Alexandria expands plastics operations
ALEXANDRIA, MINN. — Minnesota manufacturer Alexandria Industries is beefing up plastics capabilities with a new 30,000-square-foot operation and additional injection molding equipment.
The Alexandria-based firm has some injection molding and polyurethane foam molding at an 8,500-square-foot plant in Wheaton, Ill. But those operations will be moved to the larger, recently acquired building in Wheaton. The company also acquired assets from a shuttered North Dakota molding plant that it will be able to use at the new site.
The changes will allow Alexandria to offer a wider mix of plastic components and more capacity, said President Joe Schabel in a Sept. 11 telephone interview.
Alexandria Industries also has production in aluminum, iron and steel, with plastics a key part of being able to offer customers parts in any material they need, Schabel said. The bulk of the company's products are functional parts for a variety of industries.
The new building in Wheaton will house Alexandria's plastics operations as well as tungsten/metal inert-gas welding services and assembly. Alexandria Industries is also hiring more plastics specialists, he said.
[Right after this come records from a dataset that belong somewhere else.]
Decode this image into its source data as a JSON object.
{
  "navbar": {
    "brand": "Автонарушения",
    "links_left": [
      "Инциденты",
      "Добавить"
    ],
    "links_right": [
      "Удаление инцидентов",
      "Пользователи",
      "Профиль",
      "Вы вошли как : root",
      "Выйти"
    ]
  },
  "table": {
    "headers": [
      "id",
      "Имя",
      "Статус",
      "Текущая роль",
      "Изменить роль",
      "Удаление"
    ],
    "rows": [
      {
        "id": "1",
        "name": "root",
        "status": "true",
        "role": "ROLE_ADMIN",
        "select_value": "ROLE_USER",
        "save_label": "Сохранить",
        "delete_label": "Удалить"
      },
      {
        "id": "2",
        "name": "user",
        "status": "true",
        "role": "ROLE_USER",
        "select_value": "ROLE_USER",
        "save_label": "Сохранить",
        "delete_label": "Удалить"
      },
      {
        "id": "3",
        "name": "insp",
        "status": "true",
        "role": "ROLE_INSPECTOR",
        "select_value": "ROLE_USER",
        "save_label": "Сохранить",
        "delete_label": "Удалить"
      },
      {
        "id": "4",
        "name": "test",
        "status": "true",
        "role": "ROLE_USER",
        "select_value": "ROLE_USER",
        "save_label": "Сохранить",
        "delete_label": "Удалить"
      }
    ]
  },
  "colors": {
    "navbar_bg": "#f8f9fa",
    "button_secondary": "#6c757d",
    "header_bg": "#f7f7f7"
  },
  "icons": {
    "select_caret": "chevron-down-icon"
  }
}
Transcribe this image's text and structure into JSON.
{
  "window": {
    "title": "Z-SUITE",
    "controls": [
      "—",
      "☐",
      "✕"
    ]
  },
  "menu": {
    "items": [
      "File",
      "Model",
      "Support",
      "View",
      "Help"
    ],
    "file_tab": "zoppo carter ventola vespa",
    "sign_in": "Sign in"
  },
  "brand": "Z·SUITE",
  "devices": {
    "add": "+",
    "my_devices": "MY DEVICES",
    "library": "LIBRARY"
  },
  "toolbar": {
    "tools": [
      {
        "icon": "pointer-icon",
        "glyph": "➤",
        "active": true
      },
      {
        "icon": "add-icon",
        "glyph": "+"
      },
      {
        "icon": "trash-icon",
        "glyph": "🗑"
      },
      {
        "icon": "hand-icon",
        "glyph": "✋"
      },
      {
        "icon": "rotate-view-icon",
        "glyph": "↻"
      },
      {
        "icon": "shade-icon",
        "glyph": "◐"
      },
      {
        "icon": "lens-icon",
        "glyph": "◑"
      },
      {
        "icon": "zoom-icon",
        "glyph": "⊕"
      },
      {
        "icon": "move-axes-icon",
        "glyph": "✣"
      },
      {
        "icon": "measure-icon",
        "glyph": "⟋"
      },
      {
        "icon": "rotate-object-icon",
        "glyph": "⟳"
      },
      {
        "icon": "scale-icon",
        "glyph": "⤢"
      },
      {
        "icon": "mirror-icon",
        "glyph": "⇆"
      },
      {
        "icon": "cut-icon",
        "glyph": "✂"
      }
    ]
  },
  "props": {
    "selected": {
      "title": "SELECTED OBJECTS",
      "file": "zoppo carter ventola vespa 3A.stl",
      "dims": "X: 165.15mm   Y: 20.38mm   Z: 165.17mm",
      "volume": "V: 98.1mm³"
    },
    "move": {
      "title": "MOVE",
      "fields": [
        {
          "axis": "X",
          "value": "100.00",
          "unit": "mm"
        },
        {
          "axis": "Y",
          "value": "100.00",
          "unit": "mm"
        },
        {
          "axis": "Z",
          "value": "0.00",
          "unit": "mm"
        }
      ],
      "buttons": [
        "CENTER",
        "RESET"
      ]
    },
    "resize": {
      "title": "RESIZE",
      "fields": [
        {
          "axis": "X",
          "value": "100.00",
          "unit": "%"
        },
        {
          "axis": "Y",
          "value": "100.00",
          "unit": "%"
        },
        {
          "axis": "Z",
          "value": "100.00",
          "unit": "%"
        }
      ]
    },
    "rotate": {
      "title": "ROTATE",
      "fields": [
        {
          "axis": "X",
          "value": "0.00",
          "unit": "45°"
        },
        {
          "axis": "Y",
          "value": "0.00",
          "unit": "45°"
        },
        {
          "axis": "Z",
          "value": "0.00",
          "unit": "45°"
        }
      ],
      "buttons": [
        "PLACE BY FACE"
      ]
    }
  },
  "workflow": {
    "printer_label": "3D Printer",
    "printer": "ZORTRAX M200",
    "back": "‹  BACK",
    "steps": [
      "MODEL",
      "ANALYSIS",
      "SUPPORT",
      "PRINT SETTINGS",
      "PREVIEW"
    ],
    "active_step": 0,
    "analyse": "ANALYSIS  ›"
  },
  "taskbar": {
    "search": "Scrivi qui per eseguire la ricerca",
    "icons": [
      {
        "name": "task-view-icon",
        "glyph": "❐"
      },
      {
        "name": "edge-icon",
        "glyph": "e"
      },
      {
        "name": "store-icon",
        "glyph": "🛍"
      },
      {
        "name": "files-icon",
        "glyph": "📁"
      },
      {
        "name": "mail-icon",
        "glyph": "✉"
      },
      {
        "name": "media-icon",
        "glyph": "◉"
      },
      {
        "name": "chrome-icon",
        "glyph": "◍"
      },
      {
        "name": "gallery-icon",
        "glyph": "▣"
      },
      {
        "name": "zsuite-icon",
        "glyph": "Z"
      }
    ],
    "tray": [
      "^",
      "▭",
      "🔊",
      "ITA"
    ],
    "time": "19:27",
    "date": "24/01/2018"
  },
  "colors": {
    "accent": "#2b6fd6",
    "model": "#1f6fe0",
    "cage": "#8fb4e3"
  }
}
In addition to operations in Minnesota, Alexandria Industries has production in Carrollton, Texas, and Indianapolis.
Tasus building Alabama auto parts plant
BLOOMINGTON, IND. — Auto supplier Tasus Corp. will construct a $19 million injection molding plant in Florence, Ala., but the firm is setting up temporary production in the area to meet customer demand until the new plant opens.
Bloomington-based Tasus expects to hire 135 people in Florence during the next three to five years, the company said in a Sept. 11 news release.
While local contractors in Florence build the 104,000-square-foot facility, Tasus is outfitting a temporary site with four injection presses that will start up in November. The company is also in the process of hiring workers for that site, and will transfer them to the new plant, once it opens in October 2013, said President and CEO Melanie Hart. Tasus is posting open positions on its website.
Tasus' other facilities, in Georgetown, Texas, and Bloomington, are running near capacity, and shifting an expected $8 million in production to Florence will make room for new business at those locations, Hart said. The firm has also installed tighter racking systems at those sites to help clear production space.
Walt Barkalow, the Texas plant's general manager, will also serve as general manager of the Alabama operation.
The company is part of Tsuchiya Co. Ltd. of Nagoya, Japan, which also has operations in Hamilton, Ontario, and Georgetown. Tasus produces 52 million auto parts annually at its U.S operations, with primary production in injection molding. Its presses have clamping forces from 150-1,450 tons.
First US Con-Pearl plant slated for S.C.
GREENVILLE, S.C. — A German company that makes board, sheet and textiles out of recycled plastics is opening its first North American factory in Greenville, investing $14.3 million in Con-Pearl North America.
Con-Pearl North America is a subsidiary of Friedola-Tech GmbH of Geismar, Germany. The company is renovating part of an existing industrial building. The investment is expected to generate 51 jobs during the next five years, according to the Greenville Area Development Corp.
Friedola-Tech, which has its own recycling operation, makes lightweight boards, artificial leather, floor coverings, internal liners and injection molded parts. The company's major markets are packaging and automotive. Con-Pearl boards are made from polypropylene.
Production should begin in Greenville in October. Economic development officials announced the new plant Sept. 14. The company will begin hiring immediately.
Stefan Hoedt, business development director for Con-Pearl North America, said in a prepared statement that South Carolina “offers us an exceptional business environment and great access to markets in the U.S.”
Officials of Con-Pearl North America and Friedola-Tech were not available for additional comment.
The Coordinating Council for Economic Development approved a $150,000 grant for work on the building.